# Physics/Calculus Problem, help needed

1. Aug 11, 2011

### Charles De Ga

1. The problem statement, all variables and given/known data

Can someone help me to prove that scientifically my theory:

The ball goes faster from point A to B if it doesn't touch the ground. That is to say, a pass at chess level is faster then a pass that rebounded one. (Always from point A to B with the same force applied)

2. Relevant equations

Which on is faster?

3. The attempt at a solution

I think that my theory is right.
1. The problem statement, all variables and given/known data

2. Relevant equations

3. The attempt at a solution

2. Aug 11, 2011

### HallsofIvy

Staff Emeritus
Well, why do you think that? That's the crucial point, isn't it?

3. Aug 11, 2011

### doppelganger

What is the total length of the path the ball takes on its way from point A to point B? Is it the same length for a chest level pass and a rebound pass? If the lengths are are different and the speed of the ball the same, then one will travel from point a to point b in less time than the other.
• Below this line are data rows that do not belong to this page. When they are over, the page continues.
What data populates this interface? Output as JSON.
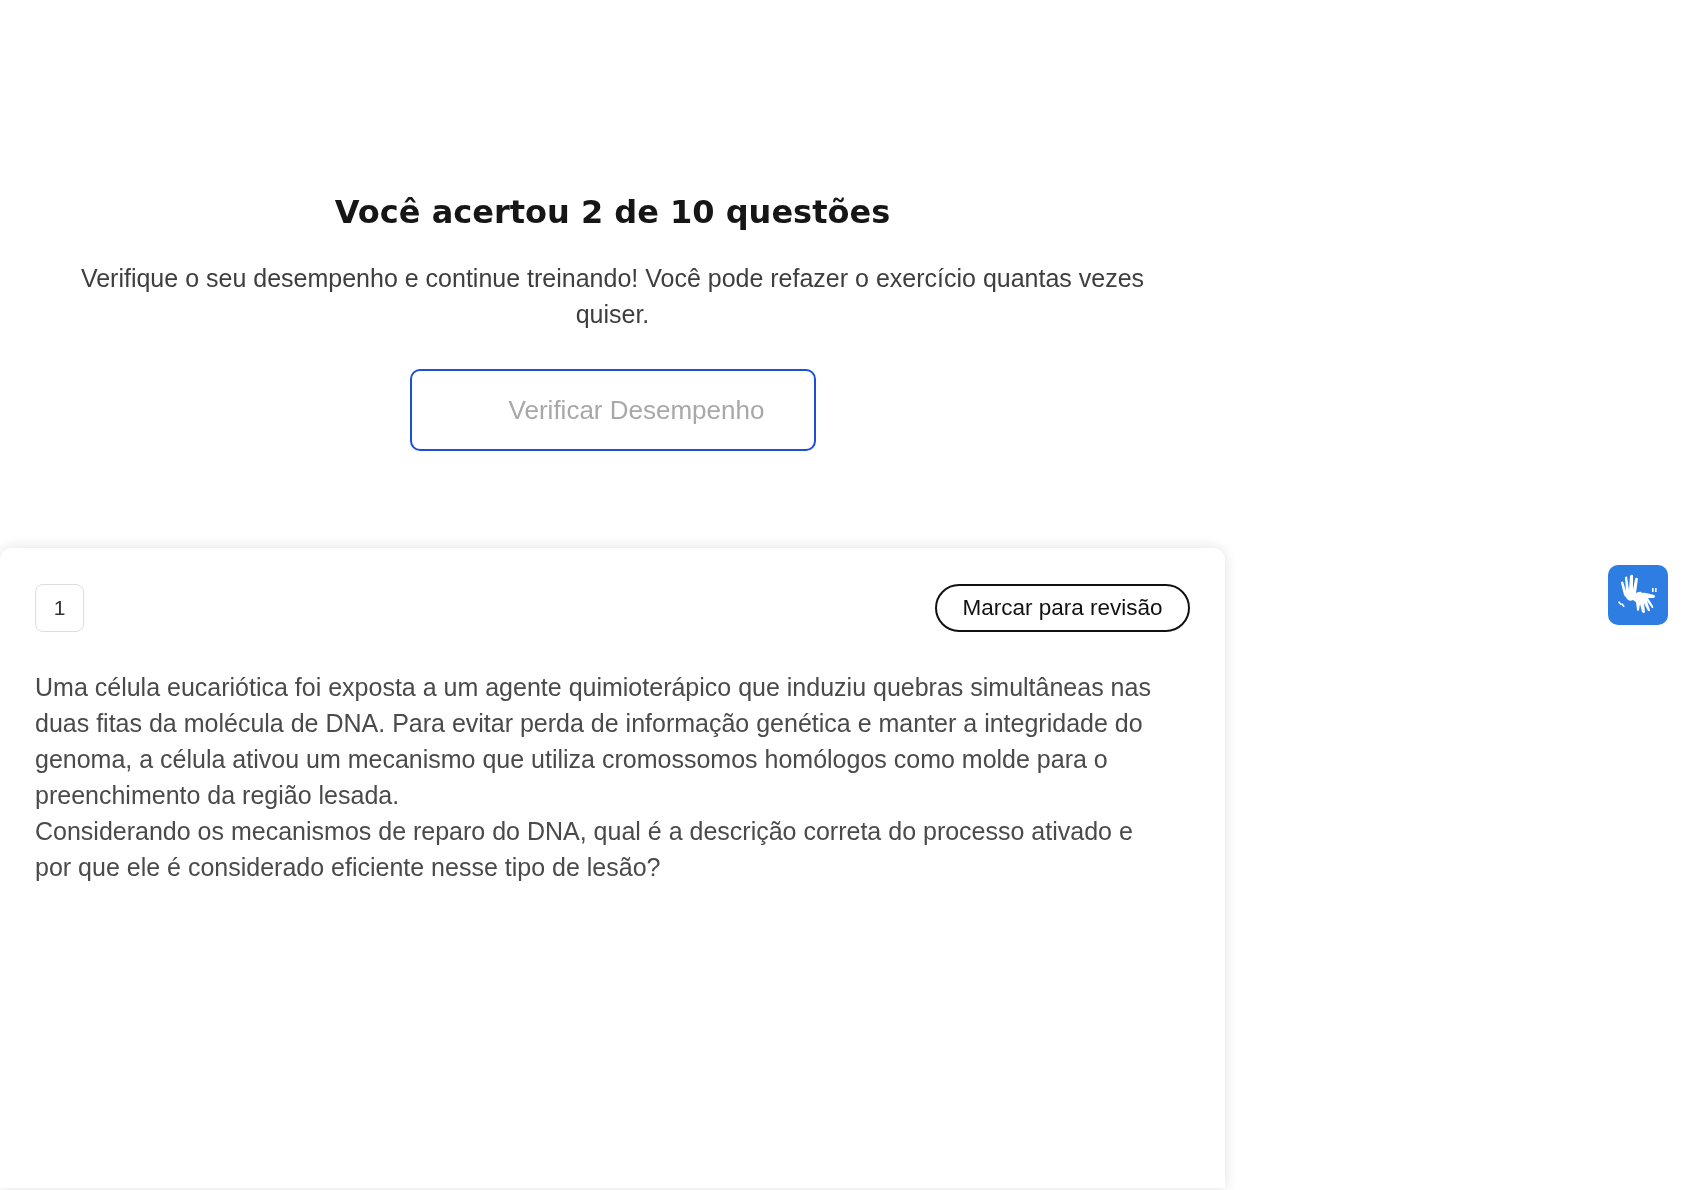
{
  "result": {
    "title": "Você acertou 2 de 10 questões",
    "message": "Verifique o seu desempenho e continue treinando! Você pode refazer o exercício quantas vezes quiser.",
    "button": "Verificar Desempenho"
  },
  "question": {
    "number": "1",
    "review_button": "Marcar para revisão",
    "paragraphs": [
      "Uma célula eucariótica foi exposta a um agente quimioterápico que induziu quebras simultâneas nas duas fitas da molécula de DNA. Para evitar perda de informação genética e manter a integridade do genoma, a célula ativou um mecanismo que utiliza cromossomos homólogos como molde para o preenchimento da região lesada.",
      "Considerando os mecanismos de reparo do DNA, qual é a descrição correta do processo ativado e por que ele é considerado eficiente nesse tipo de lesão?"
    ]
  }
}
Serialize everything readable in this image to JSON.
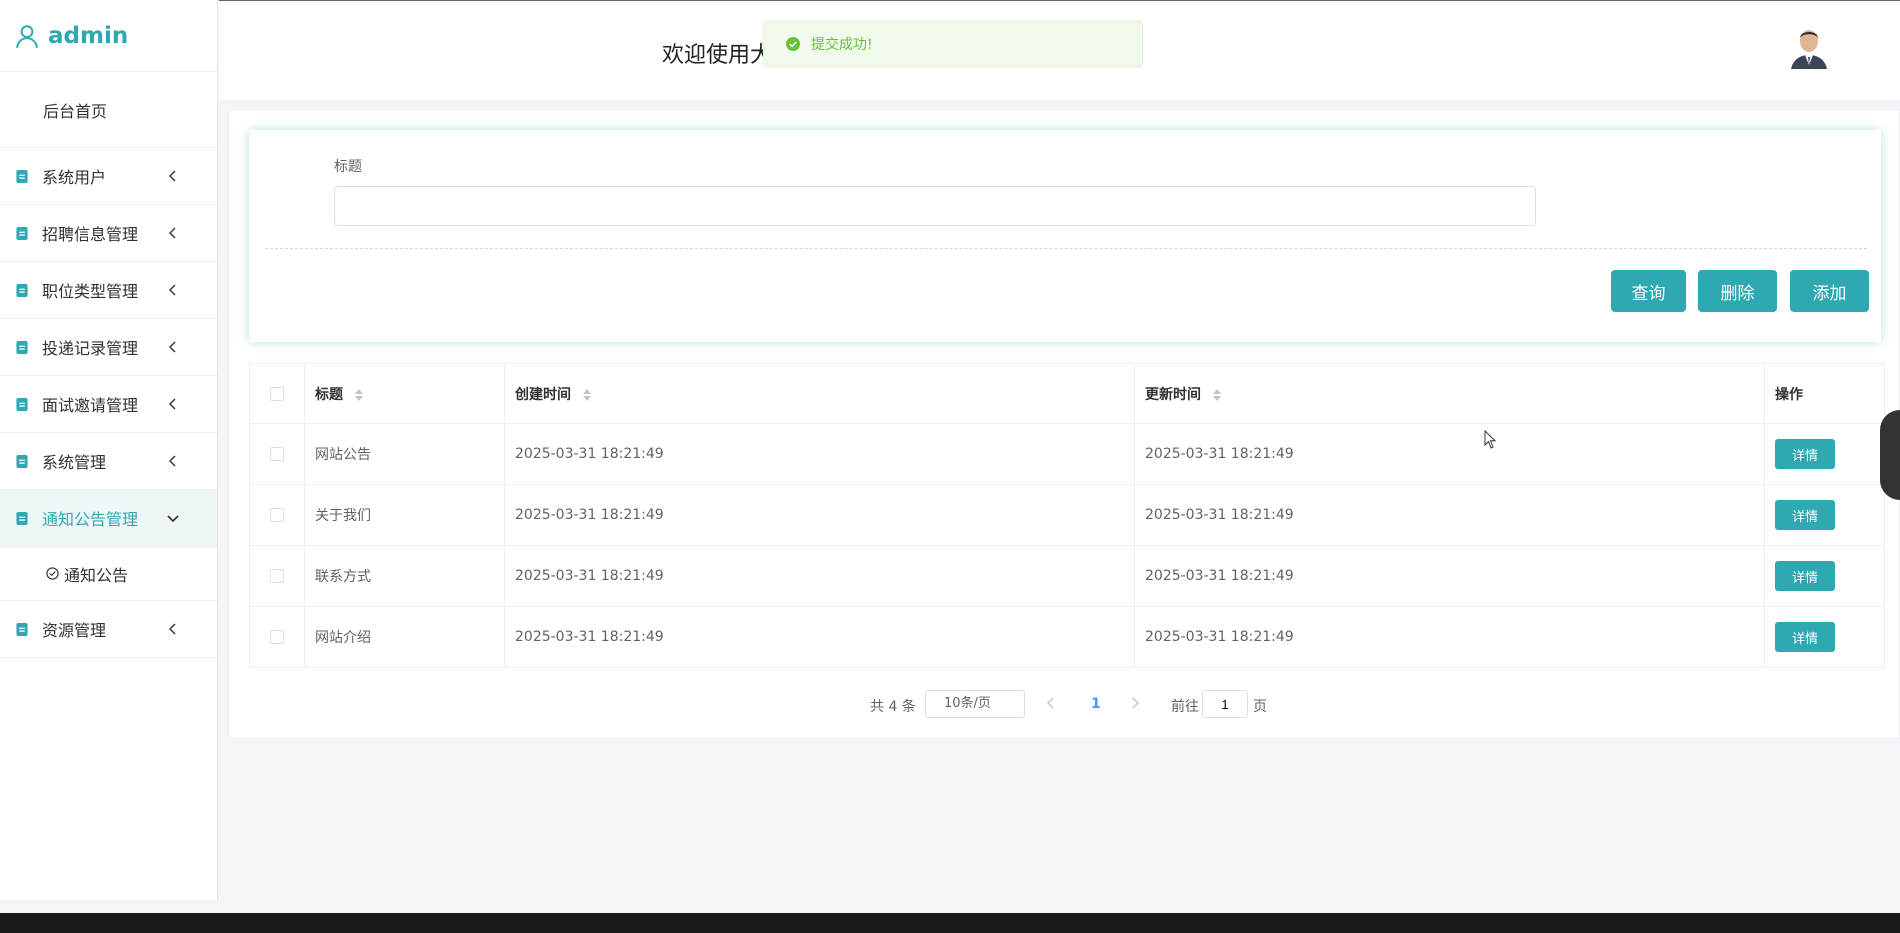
{
  "brand": {
    "name": "admin"
  },
  "sidebar": {
    "home": "后台首页",
    "items": [
      {
        "label": "系统用户"
      },
      {
        "label": "招聘信息管理"
      },
      {
        "label": "职位类型管理"
      },
      {
        "label": "投递记录管理"
      },
      {
        "label": "面试邀请管理"
      },
      {
        "label": "系统管理"
      },
      {
        "label": "通知公告管理",
        "active": true
      },
      {
        "label": "资源管理"
      }
    ],
    "submenu": {
      "label": "通知公告"
    }
  },
  "header": {
    "welcome": "欢迎使用大"
  },
  "toast": {
    "message": "提交成功!"
  },
  "search": {
    "label": "标题",
    "value": "",
    "buttons": {
      "query": "查询",
      "delete": "删除",
      "add": "添加"
    }
  },
  "table": {
    "headers": {
      "title": "标题",
      "created": "创建时间",
      "updated": "更新时间",
      "actions": "操作"
    },
    "rows": [
      {
        "title": "网站公告",
        "created": "2025-03-31 18:21:49",
        "updated": "2025-03-31 18:21:49",
        "action": "详情"
      },
      {
        "title": "关于我们",
        "created": "2025-03-31 18:21:49",
        "updated": "2025-03-31 18:21:49",
        "action": "详情"
      },
      {
        "title": "联系方式",
        "created": "2025-03-31 18:21:49",
        "updated": "2025-03-31 18:21:49",
        "action": "详情"
      },
      {
        "title": "网站介绍",
        "created": "2025-03-31 18:21:49",
        "updated": "2025-03-31 18:21:49",
        "action": "详情"
      }
    ]
  },
  "pagination": {
    "total": "共 4 条",
    "page_size": "10条/页",
    "current_page": "1",
    "goto_label": "前往",
    "goto_value": "1",
    "page_unit": "页"
  },
  "colors": {
    "accent": "#2fa9b1",
    "success": "#67c23a",
    "link": "#409eff"
  }
}
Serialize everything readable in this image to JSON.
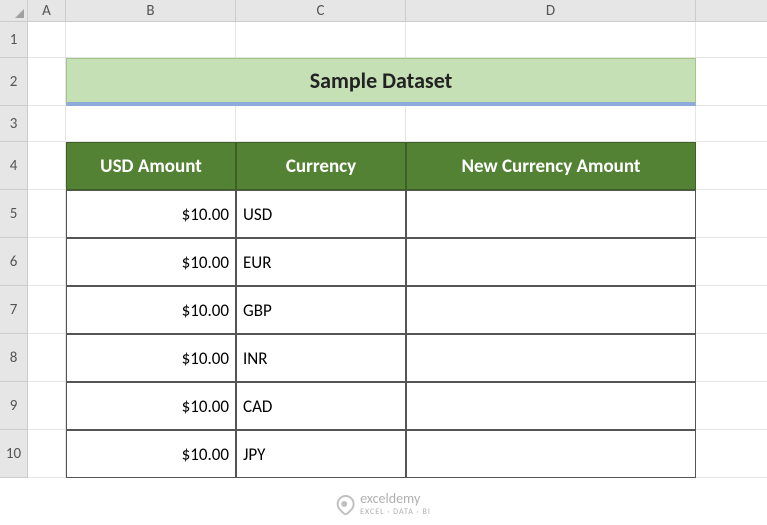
{
  "columns": [
    "A",
    "B",
    "C",
    "D"
  ],
  "rows": [
    "1",
    "2",
    "3",
    "4",
    "5",
    "6",
    "7",
    "8",
    "9",
    "10"
  ],
  "title": "Sample Dataset",
  "headers": {
    "b": "USD Amount",
    "c": "Currency",
    "d": "New Currency Amount"
  },
  "data": [
    {
      "amount": "$10.00",
      "currency": "USD",
      "new": ""
    },
    {
      "amount": "$10.00",
      "currency": "EUR",
      "new": ""
    },
    {
      "amount": "$10.00",
      "currency": "GBP",
      "new": ""
    },
    {
      "amount": "$10.00",
      "currency": "INR",
      "new": ""
    },
    {
      "amount": "$10.00",
      "currency": "CAD",
      "new": ""
    },
    {
      "amount": "$10.00",
      "currency": "JPY",
      "new": ""
    }
  ],
  "watermark": {
    "name": "exceldemy",
    "tag": "EXCEL · DATA · BI"
  }
}
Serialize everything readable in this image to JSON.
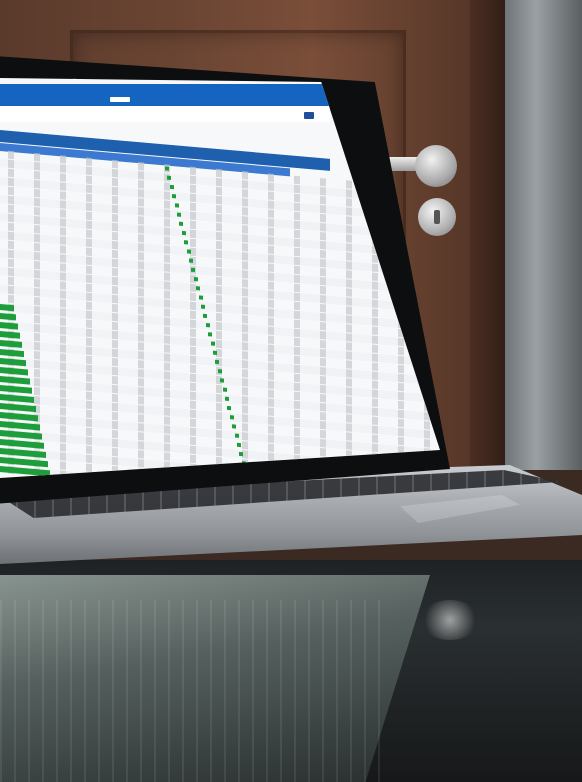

4. Aug 11, 2011

### Charles De Ga

The chest level pass goes from the chest level of a player to the chest level of another.

Yes, the paths are different (One ball hits the ground and the other one doesn't) but the distance are the same: From one player to another. The path for the chess level pass is shorter and the path for the rebound pass longer.

The values were not specified.

So which one will be faster?

Again, thanks for your precious help.

5. Aug 11, 2011

### Staff: Mentor

What is the context of the question? Is this for schoolwork, or for your basketball team?

6. Aug 11, 2011

### Redbelly98

Staff Emeritus
Well, that and some common sense should provide the answer. As was said:
("length" is referring to the to the path the ball travels)

7. Aug 11, 2011

### Clever-Name

I guarantee the path travelled by the ball during the bounce pass will be longer than the path travelled by the ball during a chest-chest pass. Draw a simple picture and define an arbitrary lenght. Do the math.

8. Aug 11, 2011

### Charles De Ga

Thanks everybody.

9. Aug 11, 2011

### Charles De Ga

I got confused and I thought that though the rebound pass had a longer path, it would be faster since the ball was accelerated by gravity.

10. Aug 12, 2011

### Ray Vickson

If you compare tossing the ball at speed s at an angle A up from the horizontal, vs. tossing it at speed s at the same angle A down from the horizontal, the first will be "chest-level" and the second a "rebound". In the absence of friction (air and bounce friction) both would arrive at the same time, because the horizontal speeds are the same. Gravity acts vertically, so does not affect how long it takes the ball to go a certain horizontal distance (again, this in the absence of friction and inelastic bounce of the ball).

RGV

11. Aug 12, 2011

### HallsofIvy

Staff Emeritus
Yes, neglecting friction, the horizontal speed of the ball is the same and the time of the two passes would be identical.

On the other hand, air resistance and friction when the ball hits the ground would be important and would make one pass take longer than the other. Which takes longer?

12. Aug 12, 2011

### Redbelly98

Staff Emeritus
However, the problem statement (as posted here) did not specify the angles that the two passes are thrown at.

I think we all reasonably assumed the speed was the same for both. Additionally, I was assuming that the chest-level pass was thrown closer to horizontally than was the bounce pass. Maybe my assumption was wrong.